She takes a breath. “Right! Um. I’ve always kept my writing close to the vest. And by that I mean I’m always gonna write about my life. Sometimes, in the past, I did that way more obliquely than now. But it’s almost like an involuntary reflex. I can’t help but be living and also taking notes on what’s going on, always trying to figure out how to put that into a song. And that does not mean there’s literal truth in every lyric on the way. Of course not. But I can only write about my life, and that – dating Cara – was a big part of my life. I wouldn’t take it off-limits, just because my songs might get extra scrutiny. People would read into them what they would, and you know what? Whatever they thought they found there would be absolutely right. And at the same time it would be absolutely wrong.”
Clark looks out across the park. “A song that means something very specific to me, a song in which I might be obliquely or otherwise exploring some really dark things, is a song that another person might hear and go: ‘Wow, this one really puts a smile on my face.’ I’m thrilled by that. I’m thrilled that people might take my songs into their life and make whatever suits them out of it.”

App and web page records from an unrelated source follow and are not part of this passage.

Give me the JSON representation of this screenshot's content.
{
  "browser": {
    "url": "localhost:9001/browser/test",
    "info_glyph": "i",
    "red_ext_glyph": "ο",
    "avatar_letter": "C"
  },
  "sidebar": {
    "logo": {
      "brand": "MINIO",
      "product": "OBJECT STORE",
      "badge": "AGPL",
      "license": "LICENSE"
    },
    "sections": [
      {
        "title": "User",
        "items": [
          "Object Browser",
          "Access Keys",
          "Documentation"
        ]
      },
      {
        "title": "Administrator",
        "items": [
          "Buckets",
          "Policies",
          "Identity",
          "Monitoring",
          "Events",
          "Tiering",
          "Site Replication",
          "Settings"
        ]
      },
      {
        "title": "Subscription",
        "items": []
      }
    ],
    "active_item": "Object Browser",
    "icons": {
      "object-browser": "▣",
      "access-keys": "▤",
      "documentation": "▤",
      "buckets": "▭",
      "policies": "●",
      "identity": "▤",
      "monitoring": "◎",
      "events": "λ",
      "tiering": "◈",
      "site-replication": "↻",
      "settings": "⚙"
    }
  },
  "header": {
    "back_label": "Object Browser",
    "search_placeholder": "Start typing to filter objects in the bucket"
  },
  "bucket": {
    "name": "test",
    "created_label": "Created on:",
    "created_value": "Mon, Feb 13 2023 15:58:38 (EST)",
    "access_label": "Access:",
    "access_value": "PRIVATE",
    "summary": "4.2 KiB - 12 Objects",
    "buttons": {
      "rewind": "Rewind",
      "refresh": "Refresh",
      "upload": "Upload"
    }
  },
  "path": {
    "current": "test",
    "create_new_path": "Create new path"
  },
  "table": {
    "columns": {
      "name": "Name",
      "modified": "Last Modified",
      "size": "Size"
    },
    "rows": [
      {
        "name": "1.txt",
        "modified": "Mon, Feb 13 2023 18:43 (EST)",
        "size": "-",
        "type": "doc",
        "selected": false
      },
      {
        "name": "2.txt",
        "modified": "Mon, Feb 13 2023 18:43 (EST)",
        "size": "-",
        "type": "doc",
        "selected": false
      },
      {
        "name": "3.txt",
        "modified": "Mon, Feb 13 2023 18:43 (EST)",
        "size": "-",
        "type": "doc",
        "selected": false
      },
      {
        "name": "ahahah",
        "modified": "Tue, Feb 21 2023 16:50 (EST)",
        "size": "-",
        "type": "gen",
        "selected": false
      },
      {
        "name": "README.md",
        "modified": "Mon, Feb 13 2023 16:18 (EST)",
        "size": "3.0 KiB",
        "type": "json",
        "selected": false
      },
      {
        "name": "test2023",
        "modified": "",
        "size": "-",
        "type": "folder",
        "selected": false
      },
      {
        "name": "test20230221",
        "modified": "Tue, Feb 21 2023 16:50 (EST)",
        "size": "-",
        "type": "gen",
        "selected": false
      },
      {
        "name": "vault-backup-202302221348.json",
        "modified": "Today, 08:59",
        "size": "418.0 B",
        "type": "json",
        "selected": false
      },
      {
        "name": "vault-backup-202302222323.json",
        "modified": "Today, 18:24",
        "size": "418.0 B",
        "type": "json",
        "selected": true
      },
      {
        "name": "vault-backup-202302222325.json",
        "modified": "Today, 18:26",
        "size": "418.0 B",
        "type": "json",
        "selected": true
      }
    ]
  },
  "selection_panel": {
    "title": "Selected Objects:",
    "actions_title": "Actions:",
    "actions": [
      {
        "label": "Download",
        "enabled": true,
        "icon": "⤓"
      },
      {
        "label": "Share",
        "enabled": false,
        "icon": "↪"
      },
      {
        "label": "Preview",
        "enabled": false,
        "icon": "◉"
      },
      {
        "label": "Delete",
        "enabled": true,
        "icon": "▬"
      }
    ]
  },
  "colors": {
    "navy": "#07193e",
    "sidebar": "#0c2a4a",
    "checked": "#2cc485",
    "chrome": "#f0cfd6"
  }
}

Clark nods: done. She lets her gaze travel over the park, over the sculptures in the distance, a couple of which look like giant ice-cream cones.
Earlier, she said that she’d got to a point in her career where strangers would send over free starters. If this new album does as well it should, I start to say… “I know, right?” Clark interrupts. “If I play my cards right? With this album? I might – get dessert.” She hoots.
• St Vincent’s new single, New York, is out now through Loma Vista/Caroline International.
• Opening photograph by Arcin Sagdic for The Guardian